Problem statement: Among the lines of the material, copy those that hold the string "kind".

── Source material

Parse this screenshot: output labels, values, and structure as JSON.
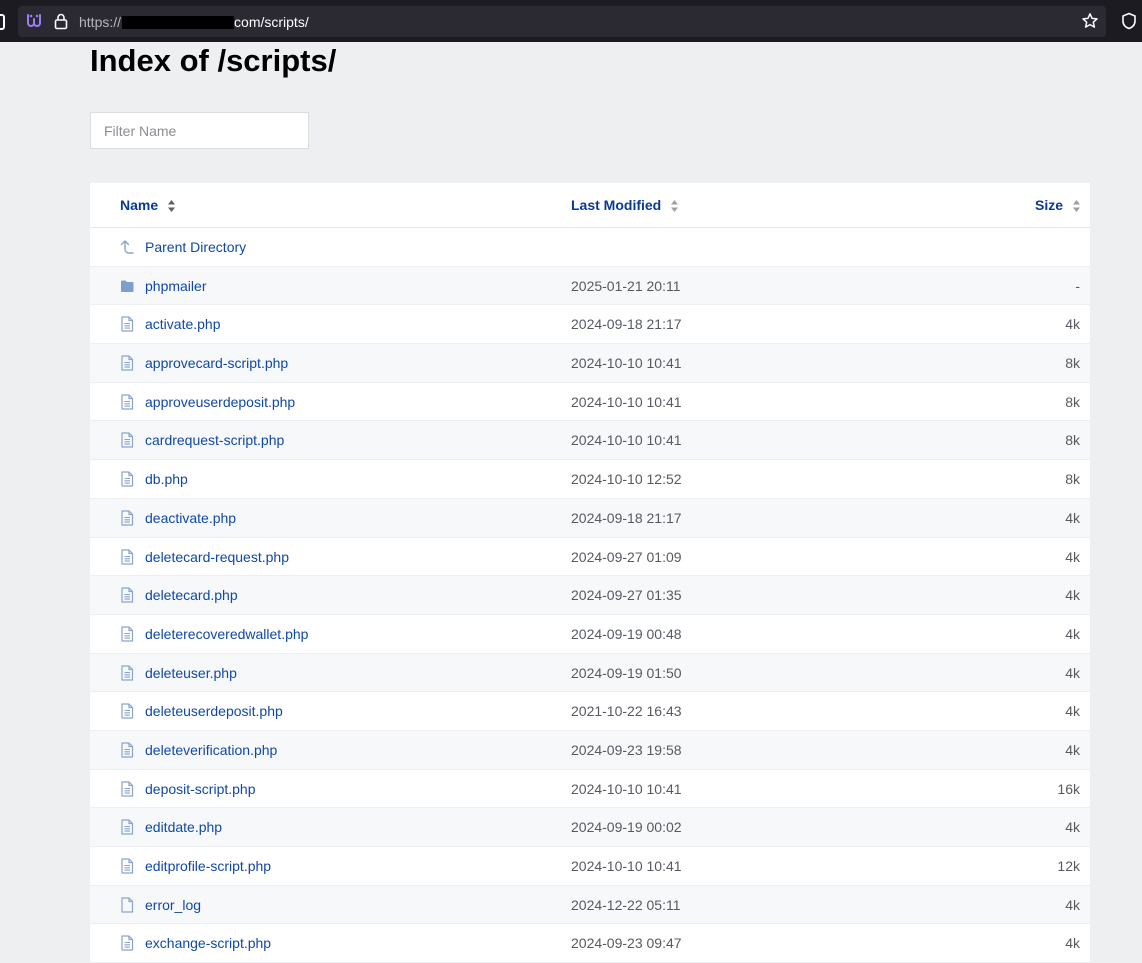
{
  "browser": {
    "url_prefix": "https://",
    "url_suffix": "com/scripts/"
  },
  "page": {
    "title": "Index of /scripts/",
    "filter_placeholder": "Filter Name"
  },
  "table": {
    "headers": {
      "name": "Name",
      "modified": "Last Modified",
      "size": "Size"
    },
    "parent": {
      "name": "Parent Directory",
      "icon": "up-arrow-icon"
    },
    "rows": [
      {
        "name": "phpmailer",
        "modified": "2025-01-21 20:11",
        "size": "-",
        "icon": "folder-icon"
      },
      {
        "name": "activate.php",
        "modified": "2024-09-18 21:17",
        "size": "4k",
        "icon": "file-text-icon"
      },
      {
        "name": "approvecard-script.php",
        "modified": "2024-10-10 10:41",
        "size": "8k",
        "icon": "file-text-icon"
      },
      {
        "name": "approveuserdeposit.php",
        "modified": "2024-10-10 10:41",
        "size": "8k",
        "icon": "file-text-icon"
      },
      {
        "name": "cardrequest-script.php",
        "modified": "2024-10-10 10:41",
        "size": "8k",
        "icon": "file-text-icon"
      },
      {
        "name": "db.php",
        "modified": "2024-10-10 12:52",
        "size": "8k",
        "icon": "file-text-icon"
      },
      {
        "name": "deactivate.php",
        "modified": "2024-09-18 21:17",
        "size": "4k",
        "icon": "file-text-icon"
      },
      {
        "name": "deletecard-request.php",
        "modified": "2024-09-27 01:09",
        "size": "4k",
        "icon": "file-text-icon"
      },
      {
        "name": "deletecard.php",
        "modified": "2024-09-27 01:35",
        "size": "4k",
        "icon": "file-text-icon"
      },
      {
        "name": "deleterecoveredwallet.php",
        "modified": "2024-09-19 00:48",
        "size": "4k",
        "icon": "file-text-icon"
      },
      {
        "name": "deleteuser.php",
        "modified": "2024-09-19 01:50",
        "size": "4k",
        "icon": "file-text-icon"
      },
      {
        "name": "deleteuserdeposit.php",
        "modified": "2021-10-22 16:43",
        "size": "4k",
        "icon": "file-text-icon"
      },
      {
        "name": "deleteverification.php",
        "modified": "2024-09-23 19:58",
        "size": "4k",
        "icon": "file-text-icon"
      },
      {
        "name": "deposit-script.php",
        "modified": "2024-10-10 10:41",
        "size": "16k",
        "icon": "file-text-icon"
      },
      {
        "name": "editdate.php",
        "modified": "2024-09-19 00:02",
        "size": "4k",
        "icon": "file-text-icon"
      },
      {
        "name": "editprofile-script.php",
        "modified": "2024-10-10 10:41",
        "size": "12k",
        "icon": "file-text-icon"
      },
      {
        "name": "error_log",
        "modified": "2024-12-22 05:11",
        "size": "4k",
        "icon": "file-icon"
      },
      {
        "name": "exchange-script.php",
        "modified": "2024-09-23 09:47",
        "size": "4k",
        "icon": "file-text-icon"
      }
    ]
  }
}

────
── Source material

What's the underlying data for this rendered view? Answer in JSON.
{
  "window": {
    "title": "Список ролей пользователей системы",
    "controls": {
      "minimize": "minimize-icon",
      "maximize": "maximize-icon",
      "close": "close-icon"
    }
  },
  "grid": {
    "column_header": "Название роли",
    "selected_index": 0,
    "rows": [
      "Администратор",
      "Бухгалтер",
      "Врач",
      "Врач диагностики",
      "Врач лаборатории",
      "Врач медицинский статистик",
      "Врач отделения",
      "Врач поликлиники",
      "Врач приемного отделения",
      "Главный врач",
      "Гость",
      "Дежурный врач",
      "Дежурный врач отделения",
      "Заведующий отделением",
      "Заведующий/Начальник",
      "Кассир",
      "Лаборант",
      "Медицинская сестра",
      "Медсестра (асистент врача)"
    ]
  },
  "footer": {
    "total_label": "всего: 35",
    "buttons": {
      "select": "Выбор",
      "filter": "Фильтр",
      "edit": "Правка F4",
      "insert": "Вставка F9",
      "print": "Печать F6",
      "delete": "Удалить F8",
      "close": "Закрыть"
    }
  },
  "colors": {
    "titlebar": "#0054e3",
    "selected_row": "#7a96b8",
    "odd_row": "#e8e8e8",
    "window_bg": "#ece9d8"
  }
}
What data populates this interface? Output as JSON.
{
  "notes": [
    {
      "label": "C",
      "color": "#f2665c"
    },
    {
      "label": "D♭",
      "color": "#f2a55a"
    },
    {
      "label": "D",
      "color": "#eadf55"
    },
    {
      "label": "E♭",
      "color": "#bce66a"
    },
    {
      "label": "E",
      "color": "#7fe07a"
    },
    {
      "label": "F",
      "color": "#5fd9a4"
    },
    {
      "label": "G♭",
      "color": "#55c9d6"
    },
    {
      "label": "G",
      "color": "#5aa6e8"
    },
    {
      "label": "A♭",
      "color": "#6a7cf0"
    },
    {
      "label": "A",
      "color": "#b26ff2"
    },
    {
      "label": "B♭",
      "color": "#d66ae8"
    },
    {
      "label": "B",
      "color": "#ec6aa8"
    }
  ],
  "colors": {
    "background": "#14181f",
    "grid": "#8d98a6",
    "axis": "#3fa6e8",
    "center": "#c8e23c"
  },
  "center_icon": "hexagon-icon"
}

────
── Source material

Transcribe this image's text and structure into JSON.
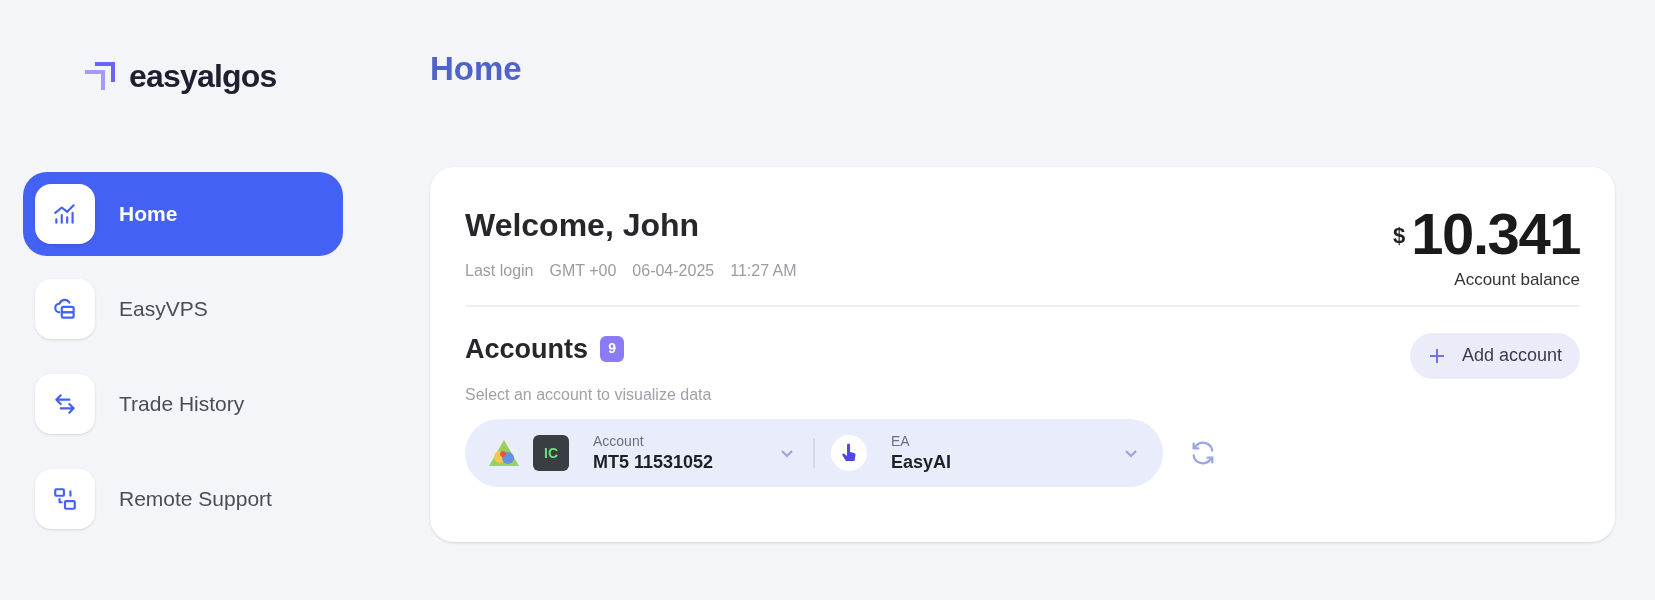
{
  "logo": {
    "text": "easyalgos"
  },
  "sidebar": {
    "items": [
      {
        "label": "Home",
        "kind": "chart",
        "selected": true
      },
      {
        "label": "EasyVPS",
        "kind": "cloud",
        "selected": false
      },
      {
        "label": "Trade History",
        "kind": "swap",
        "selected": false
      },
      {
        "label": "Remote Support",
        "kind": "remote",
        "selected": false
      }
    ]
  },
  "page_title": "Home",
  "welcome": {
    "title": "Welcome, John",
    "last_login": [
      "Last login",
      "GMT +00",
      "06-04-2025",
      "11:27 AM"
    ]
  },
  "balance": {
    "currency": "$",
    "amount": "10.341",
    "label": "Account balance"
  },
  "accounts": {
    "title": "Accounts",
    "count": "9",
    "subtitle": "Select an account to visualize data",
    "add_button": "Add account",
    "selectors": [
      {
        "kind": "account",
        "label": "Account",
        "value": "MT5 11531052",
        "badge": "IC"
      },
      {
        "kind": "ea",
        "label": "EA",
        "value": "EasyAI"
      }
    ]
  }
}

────

Solution for this exercise:
        "kind": "chart",
        "kind": "cloud",
        "kind": "swap",
        "kind": "remote",
        "kind": "account",
        "kind": "ea",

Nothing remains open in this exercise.